MATERIAL SUPPLIED below:

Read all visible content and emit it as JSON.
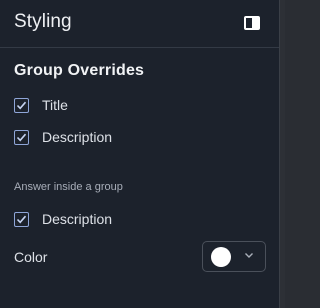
{
  "header": {
    "title": "Styling",
    "toggle_icon": "panel-toggle-icon"
  },
  "group_overrides": {
    "title": "Group Overrides",
    "items": [
      {
        "label": "Title",
        "checked": true
      },
      {
        "label": "Description",
        "checked": true
      }
    ]
  },
  "answer_group": {
    "label": "Answer inside a group",
    "items": [
      {
        "label": "Description",
        "checked": true
      }
    ]
  },
  "color": {
    "label": "Color",
    "value": "#ffffff",
    "dropdown_icon": "chevron-down-icon"
  },
  "colors": {
    "panel_bg": "#1c222c",
    "text": "#dde1e7",
    "checkbox_accent": "#8fa6d8"
  }
}
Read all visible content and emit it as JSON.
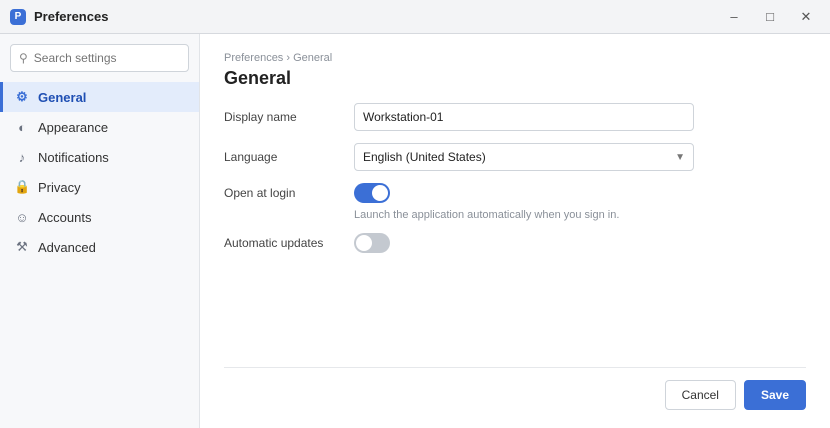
{
  "window": {
    "title": "Preferences",
    "app_icon_glyph": "P"
  },
  "sidebar": {
    "search_placeholder": "Search settings",
    "items": [
      {
        "label": "General",
        "icon": "gear-icon",
        "glyph": "⚙",
        "active": true
      },
      {
        "label": "Appearance",
        "icon": "palette-icon",
        "glyph": "◐",
        "active": false
      },
      {
        "label": "Notifications",
        "icon": "bell-icon",
        "glyph": "♪",
        "active": false
      },
      {
        "label": "Privacy",
        "icon": "lock-icon",
        "glyph": "🔒",
        "active": false
      },
      {
        "label": "Accounts",
        "icon": "user-icon",
        "glyph": "☺",
        "active": false
      },
      {
        "label": "Advanced",
        "icon": "wrench-icon",
        "glyph": "⚒",
        "active": false
      }
    ]
  },
  "main": {
    "breadcrumb": "Preferences › General",
    "title": "General",
    "fields": {
      "display_name_label": "Display name",
      "display_name_value": "Workstation-01",
      "language_label": "Language",
      "language_value": "English (United States)",
      "startup_label": "Open at login",
      "startup_on": true,
      "startup_hint": "Launch the application automatically when you sign in.",
      "updates_label": "Automatic updates",
      "updates_on": false
    }
  },
  "footer": {
    "cancel_label": "Cancel",
    "save_label": "Save"
  },
  "colors": {
    "accent": "#3b6fd6",
    "sidebar_bg": "#f7f8fa"
  }
}
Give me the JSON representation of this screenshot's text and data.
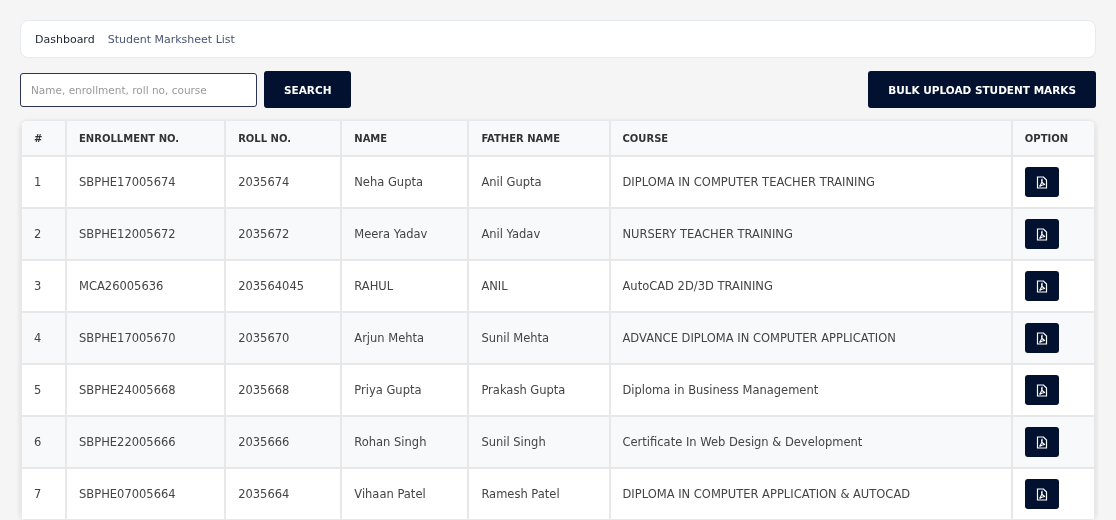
{
  "breadcrumb": [
    {
      "label": "Dashboard",
      "current": false
    },
    {
      "label": "Student Marksheet List",
      "current": true
    }
  ],
  "search": {
    "placeholder": "Name, enrollment, roll no, course",
    "button": "SEARCH"
  },
  "bulk_upload_button": "BULK UPLOAD STUDENT MARKS",
  "table": {
    "columns": [
      "#",
      "ENROLLMENT NO.",
      "ROLL NO.",
      "NAME",
      "FATHER NAME",
      "COURSE",
      "OPTION"
    ],
    "rows": [
      {
        "index": "1",
        "enrollment": "SBPHE17005674",
        "roll": "2035674",
        "name": "Neha Gupta",
        "father": "Anil Gupta",
        "course": "DIPLOMA IN COMPUTER TEACHER TRAINING"
      },
      {
        "index": "2",
        "enrollment": "SBPHE12005672",
        "roll": "2035672",
        "name": "Meera Yadav",
        "father": "Anil Yadav",
        "course": "NURSERY TEACHER TRAINING"
      },
      {
        "index": "3",
        "enrollment": "MCA26005636",
        "roll": "203564045",
        "name": "RAHUL",
        "father": "ANIL",
        "course": "AutoCAD 2D/3D TRAINING"
      },
      {
        "index": "4",
        "enrollment": "SBPHE17005670",
        "roll": "2035670",
        "name": "Arjun Mehta",
        "father": "Sunil Mehta",
        "course": "ADVANCE DIPLOMA IN COMPUTER APPLICATION"
      },
      {
        "index": "5",
        "enrollment": "SBPHE24005668",
        "roll": "2035668",
        "name": "Priya Gupta",
        "father": "Prakash Gupta",
        "course": "Diploma in Business Management"
      },
      {
        "index": "6",
        "enrollment": "SBPHE22005666",
        "roll": "2035666",
        "name": "Rohan Singh",
        "father": "Sunil Singh",
        "course": "Certificate In Web Design & Development"
      },
      {
        "index": "7",
        "enrollment": "SBPHE07005664",
        "roll": "2035664",
        "name": "Vihaan Patel",
        "father": "Ramesh Patel",
        "course": "DIPLOMA IN COMPUTER APPLICATION & AUTOCAD"
      }
    ]
  }
}
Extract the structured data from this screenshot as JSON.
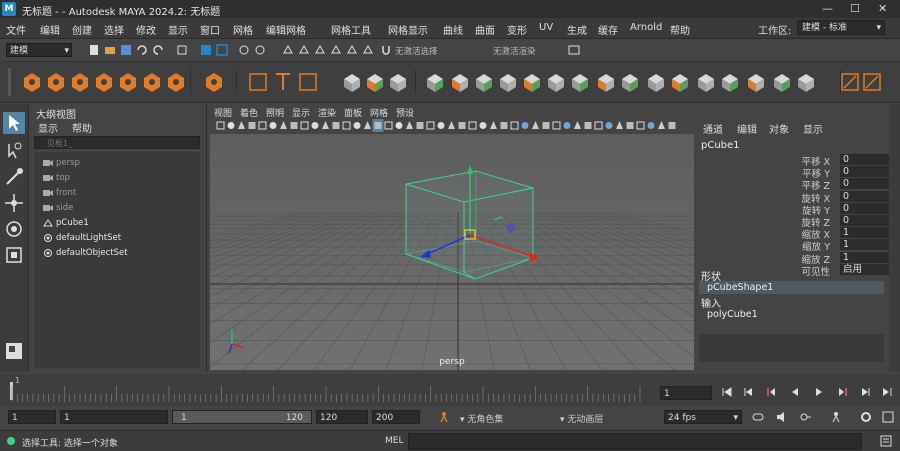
{
  "window": {
    "logo": "M",
    "title": "无标题 - - Autodesk MAYA 2024.2: 无标题",
    "minimize": "—",
    "maximize": "☐",
    "close": "✕"
  },
  "menubar": {
    "items": [
      "文件",
      "编辑",
      "创建",
      "选择",
      "修改",
      "显示",
      "窗口",
      "网格",
      "编辑网格",
      "网格工具",
      "网格显示",
      "曲线",
      "曲面",
      "变形",
      "UV",
      "生成",
      "缓存",
      "Arnold",
      "帮助"
    ],
    "workspace_label": "工作区:",
    "workspace_value": "建模 - 标准"
  },
  "statusline": {
    "mode": "建模",
    "text1": "无激活选择",
    "text2": "无激活渲染"
  },
  "outliner": {
    "title": "大纲视图",
    "menus": [
      "显示",
      "帮助"
    ],
    "search_placeholder": "见框1_",
    "items": [
      "persp",
      "top",
      "front",
      "side",
      "pCube1",
      "defaultLightSet",
      "defaultObjectSet"
    ]
  },
  "viewport": {
    "menus": [
      "视图",
      "着色",
      "照明",
      "显示",
      "渲染",
      "面板",
      "网格",
      "预设"
    ],
    "camera_label": "persp"
  },
  "channelbox": {
    "menus": [
      "通道",
      "编辑",
      "对象",
      "显示"
    ],
    "object_name": "pCube1",
    "attrs": [
      {
        "label": "平移 X",
        "value": "0"
      },
      {
        "label": "平移 Y",
        "value": "0"
      },
      {
        "label": "平移 Z",
        "value": "0"
      },
      {
        "label": "旋转 X",
        "value": "0"
      },
      {
        "label": "旋转 Y",
        "value": "0"
      },
      {
        "label": "旋转 Z",
        "value": "0"
      },
      {
        "label": "缩放 X",
        "value": "1"
      },
      {
        "label": "缩放 Y",
        "value": "1"
      },
      {
        "label": "缩放 Z",
        "value": "1"
      },
      {
        "label": "可见性",
        "value": "启用"
      }
    ],
    "shapes_header": "形状",
    "shape_item": "pCubeShape1",
    "inputs_header": "输入",
    "input_item": "polyCube1"
  },
  "timeslider": {
    "ticks": [
      "1",
      "",
      "",
      "",
      "",
      "",
      "",
      "",
      "",
      "",
      "",
      "",
      "",
      "",
      "",
      "",
      "",
      "",
      ""
    ],
    "current_frame": "1"
  },
  "range": {
    "start": "1",
    "anim_start": "1",
    "slider_start": "1",
    "slider_end": "120",
    "anim_end": "120",
    "end": "200",
    "char_set": "无角色集",
    "anim_layer": "无动画层",
    "fps": "24 fps"
  },
  "cmdline": {
    "help": "选择工具: 选择一个对象",
    "mel_label": "MEL"
  },
  "colors": {
    "accent": "#1f88c9",
    "shelf_orange": "#e07b26",
    "selection_green": "#3ed38a"
  }
}
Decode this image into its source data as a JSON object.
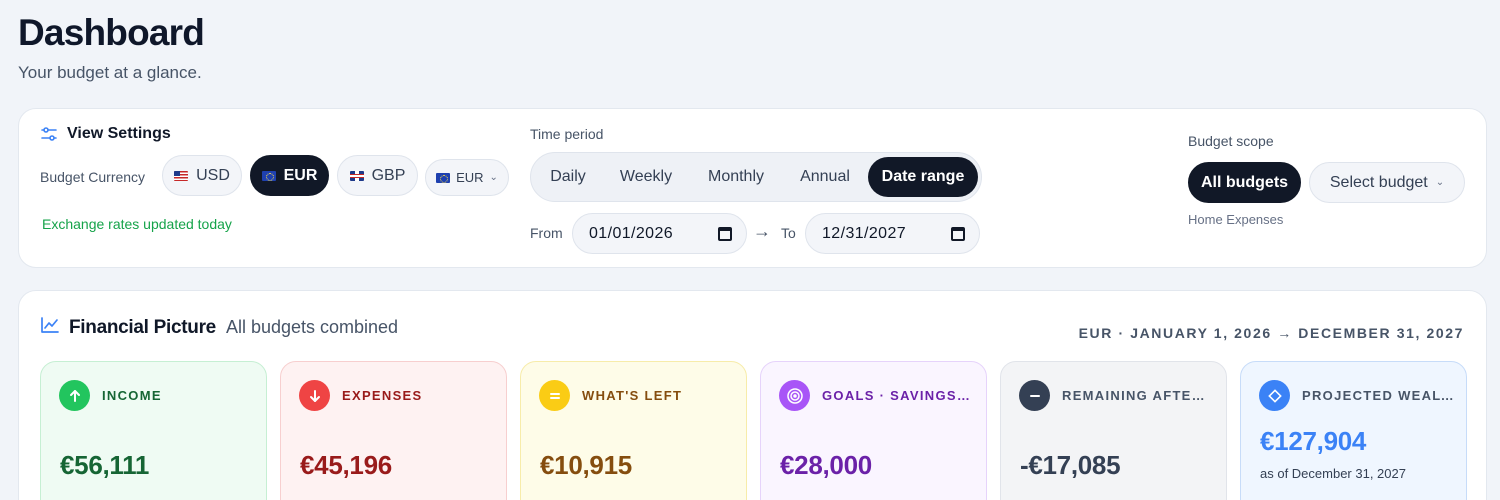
{
  "header": {
    "title": "Dashboard",
    "subtitle": "Your budget at a glance."
  },
  "view_settings": {
    "title": "View Settings",
    "currency_label": "Budget Currency",
    "currencies": [
      {
        "code": "USD",
        "flag": "us-flag-icon"
      },
      {
        "code": "EUR",
        "flag": "eu-flag-icon",
        "active": true
      },
      {
        "code": "GBP",
        "flag": "gb-flag-icon"
      }
    ],
    "currency_select": "EUR",
    "exchange_note": "Exchange rates updated today"
  },
  "time_period": {
    "label": "Time period",
    "options": [
      "Daily",
      "Weekly",
      "Monthly",
      "Annual",
      "Date range"
    ],
    "active": "Date range",
    "from_label": "From",
    "from_value": "01/01/2026",
    "to_label": "To",
    "to_value": "12/31/2027"
  },
  "budget_scope": {
    "label": "Budget scope",
    "all_label": "All budgets",
    "select_label": "Select budget",
    "sub_label": "Home Expenses"
  },
  "financial_picture": {
    "title": "Financial Picture",
    "subtitle": "All budgets combined",
    "range": "EUR · JANUARY 1, 2026 → DECEMBER 31, 2027",
    "stats": [
      {
        "label": "INCOME",
        "value": "€56,111",
        "icon": "arrow-up-icon"
      },
      {
        "label": "EXPENSES",
        "value": "€45,196",
        "icon": "arrow-down-icon"
      },
      {
        "label": "WHAT'S LEFT",
        "value": "€10,915",
        "icon": "equals-icon"
      },
      {
        "label": "GOALS · SAVINGS & INVESTMENTS",
        "value": "€28,000",
        "icon": "target-icon"
      },
      {
        "label": "REMAINING AFTER GOALS",
        "value": "-€17,085",
        "icon": "minus-icon"
      },
      {
        "label": "PROJECTED WEALTH",
        "value": "€127,904",
        "note": "as of December 31, 2027",
        "icon": "diamond-icon"
      }
    ]
  },
  "colors": {
    "income": "#16a34a",
    "expenses": "#ef4444",
    "whats_left": "#facc15",
    "goals": "#a855f7",
    "remaining": "#344054",
    "projected": "#3b82f6"
  }
}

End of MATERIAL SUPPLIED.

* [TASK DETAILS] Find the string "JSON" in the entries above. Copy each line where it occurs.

* [ANSWER BELOW]
Read all visible content and emit it as JSON.
Read all visible content and emit it as JSON.
Give me the JSON representation of this screenshot's text and data.
Extract the structured data from this screenshot as JSON.
Decode this image into its source data as a JSON object.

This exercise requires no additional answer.